● **To do**:
Count up the lines below that include the string "frac" and report the number by itself.

[Data records for software interfaces]
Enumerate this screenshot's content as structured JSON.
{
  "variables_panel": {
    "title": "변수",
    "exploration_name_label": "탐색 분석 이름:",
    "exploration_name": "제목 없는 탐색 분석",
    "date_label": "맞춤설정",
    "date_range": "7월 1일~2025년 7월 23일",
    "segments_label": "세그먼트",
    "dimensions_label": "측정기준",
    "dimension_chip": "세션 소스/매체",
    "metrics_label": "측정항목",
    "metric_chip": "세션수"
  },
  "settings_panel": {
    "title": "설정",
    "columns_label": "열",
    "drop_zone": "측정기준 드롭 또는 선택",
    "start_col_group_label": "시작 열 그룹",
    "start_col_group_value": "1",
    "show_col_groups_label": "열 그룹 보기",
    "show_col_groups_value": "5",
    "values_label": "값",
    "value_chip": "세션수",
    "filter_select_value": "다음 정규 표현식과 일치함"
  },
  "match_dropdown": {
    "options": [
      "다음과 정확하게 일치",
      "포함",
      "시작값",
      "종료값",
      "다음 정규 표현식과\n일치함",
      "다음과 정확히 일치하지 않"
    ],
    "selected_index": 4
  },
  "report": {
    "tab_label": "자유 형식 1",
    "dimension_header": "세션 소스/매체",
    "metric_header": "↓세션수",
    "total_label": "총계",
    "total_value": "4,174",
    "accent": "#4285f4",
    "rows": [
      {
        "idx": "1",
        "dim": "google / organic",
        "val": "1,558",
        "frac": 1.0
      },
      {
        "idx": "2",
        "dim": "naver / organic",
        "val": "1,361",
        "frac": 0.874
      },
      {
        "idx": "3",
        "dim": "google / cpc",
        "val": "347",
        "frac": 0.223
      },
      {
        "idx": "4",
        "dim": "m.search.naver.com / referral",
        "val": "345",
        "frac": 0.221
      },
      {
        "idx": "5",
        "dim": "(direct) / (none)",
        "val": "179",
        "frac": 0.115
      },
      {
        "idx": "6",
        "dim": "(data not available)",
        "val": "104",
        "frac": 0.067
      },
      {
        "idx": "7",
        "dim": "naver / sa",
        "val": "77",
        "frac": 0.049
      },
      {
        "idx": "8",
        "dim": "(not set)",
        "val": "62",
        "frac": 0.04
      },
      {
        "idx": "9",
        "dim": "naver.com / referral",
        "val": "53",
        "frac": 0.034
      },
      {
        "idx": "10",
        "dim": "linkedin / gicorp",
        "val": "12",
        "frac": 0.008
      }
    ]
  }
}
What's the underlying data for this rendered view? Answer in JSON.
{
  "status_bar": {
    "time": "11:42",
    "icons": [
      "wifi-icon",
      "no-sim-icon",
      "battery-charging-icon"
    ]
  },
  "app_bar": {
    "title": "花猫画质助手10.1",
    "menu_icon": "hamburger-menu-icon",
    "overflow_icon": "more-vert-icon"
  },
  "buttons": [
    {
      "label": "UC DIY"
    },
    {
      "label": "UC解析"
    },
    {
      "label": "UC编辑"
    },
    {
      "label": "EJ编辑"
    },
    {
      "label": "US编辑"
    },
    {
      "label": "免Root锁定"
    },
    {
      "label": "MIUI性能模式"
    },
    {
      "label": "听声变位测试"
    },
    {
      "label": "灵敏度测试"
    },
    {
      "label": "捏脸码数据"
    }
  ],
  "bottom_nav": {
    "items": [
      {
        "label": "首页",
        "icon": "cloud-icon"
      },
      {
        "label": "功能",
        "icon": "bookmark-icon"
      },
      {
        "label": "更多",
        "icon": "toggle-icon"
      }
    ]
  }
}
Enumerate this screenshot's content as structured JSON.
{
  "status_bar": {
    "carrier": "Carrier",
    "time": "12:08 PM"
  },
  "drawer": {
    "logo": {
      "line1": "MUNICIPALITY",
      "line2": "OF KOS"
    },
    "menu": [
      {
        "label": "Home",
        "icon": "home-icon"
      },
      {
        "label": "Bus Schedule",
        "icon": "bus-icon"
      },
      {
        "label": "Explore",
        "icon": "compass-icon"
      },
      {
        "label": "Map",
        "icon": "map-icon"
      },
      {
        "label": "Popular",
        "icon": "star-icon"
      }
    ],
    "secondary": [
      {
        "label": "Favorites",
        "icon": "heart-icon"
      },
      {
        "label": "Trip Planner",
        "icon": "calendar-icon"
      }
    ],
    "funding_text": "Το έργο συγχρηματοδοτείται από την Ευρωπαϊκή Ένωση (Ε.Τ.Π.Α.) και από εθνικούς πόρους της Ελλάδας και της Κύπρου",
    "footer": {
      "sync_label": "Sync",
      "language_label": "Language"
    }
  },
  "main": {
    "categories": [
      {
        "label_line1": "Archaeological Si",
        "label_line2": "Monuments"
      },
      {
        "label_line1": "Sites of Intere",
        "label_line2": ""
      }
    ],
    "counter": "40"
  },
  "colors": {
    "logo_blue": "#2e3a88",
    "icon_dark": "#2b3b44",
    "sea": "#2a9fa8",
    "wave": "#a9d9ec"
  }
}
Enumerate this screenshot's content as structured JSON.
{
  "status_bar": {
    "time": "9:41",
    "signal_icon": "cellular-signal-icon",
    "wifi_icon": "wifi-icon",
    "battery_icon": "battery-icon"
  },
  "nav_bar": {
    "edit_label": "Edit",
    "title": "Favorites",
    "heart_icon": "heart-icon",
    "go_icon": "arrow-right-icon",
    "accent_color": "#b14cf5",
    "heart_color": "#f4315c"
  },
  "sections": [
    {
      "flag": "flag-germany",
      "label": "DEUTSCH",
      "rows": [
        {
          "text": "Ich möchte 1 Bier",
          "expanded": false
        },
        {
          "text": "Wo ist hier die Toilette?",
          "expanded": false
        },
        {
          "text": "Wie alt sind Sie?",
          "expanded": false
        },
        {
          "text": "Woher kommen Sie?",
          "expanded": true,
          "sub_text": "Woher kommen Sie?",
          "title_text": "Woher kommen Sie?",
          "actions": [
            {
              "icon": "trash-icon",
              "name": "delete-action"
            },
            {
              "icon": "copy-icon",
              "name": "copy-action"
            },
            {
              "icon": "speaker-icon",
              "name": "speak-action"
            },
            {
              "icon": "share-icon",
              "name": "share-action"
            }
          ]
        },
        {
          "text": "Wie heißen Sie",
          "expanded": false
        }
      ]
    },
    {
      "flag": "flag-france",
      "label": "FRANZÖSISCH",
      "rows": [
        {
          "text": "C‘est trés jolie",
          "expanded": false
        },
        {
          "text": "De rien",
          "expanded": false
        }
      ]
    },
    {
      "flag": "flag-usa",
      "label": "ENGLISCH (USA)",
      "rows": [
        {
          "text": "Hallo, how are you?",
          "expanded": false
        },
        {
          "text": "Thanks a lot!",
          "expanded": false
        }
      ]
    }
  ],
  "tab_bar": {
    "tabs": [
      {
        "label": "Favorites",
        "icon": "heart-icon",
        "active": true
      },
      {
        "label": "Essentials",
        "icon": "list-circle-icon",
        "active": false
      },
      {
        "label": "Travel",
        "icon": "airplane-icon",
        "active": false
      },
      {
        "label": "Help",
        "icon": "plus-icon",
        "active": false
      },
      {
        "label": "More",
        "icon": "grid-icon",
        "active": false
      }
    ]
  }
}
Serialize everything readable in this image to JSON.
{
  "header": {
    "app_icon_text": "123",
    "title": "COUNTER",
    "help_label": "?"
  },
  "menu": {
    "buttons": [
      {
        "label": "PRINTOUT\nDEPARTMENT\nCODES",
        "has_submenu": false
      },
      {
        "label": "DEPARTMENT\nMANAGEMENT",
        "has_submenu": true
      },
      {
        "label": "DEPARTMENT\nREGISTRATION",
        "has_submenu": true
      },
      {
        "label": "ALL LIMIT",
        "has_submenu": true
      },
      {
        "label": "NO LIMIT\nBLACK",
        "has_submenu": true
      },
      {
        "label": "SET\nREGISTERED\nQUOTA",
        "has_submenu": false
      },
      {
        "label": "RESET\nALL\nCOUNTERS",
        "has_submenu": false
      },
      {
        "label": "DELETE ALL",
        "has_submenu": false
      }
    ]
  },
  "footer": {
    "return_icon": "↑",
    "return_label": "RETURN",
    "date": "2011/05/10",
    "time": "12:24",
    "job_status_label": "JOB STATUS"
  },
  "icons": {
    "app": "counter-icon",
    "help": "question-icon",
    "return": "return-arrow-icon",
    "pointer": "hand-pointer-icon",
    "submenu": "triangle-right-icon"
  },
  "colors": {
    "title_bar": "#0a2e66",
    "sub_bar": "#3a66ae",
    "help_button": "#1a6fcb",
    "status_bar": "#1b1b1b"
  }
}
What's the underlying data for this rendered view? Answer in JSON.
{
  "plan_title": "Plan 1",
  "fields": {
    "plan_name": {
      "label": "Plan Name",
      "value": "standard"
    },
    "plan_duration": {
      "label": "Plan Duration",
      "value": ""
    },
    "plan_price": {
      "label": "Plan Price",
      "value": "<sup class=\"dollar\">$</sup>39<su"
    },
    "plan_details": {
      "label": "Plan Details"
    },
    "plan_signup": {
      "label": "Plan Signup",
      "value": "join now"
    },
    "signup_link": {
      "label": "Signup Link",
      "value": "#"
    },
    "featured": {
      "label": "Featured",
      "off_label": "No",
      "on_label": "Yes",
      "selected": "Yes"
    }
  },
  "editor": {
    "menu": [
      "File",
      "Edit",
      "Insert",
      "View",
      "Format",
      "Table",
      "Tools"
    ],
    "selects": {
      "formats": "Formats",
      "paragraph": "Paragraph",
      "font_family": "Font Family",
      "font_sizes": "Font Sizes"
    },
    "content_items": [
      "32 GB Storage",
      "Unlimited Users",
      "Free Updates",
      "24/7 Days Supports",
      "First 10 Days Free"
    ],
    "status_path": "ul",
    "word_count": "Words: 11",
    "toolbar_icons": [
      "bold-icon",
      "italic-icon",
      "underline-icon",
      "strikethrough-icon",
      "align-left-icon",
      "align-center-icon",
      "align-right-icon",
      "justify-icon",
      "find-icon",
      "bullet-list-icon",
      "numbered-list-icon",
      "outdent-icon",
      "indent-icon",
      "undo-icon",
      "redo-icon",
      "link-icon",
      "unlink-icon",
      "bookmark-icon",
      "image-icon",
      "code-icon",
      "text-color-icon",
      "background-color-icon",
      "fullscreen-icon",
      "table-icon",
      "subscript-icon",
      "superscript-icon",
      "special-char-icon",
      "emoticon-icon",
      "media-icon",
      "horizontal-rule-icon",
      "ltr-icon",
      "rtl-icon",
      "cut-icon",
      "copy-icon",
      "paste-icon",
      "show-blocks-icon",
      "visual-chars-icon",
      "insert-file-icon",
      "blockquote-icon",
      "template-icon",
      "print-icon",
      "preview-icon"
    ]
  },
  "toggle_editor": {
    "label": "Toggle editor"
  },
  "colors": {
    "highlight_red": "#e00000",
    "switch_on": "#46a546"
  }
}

● **Your solution**:
10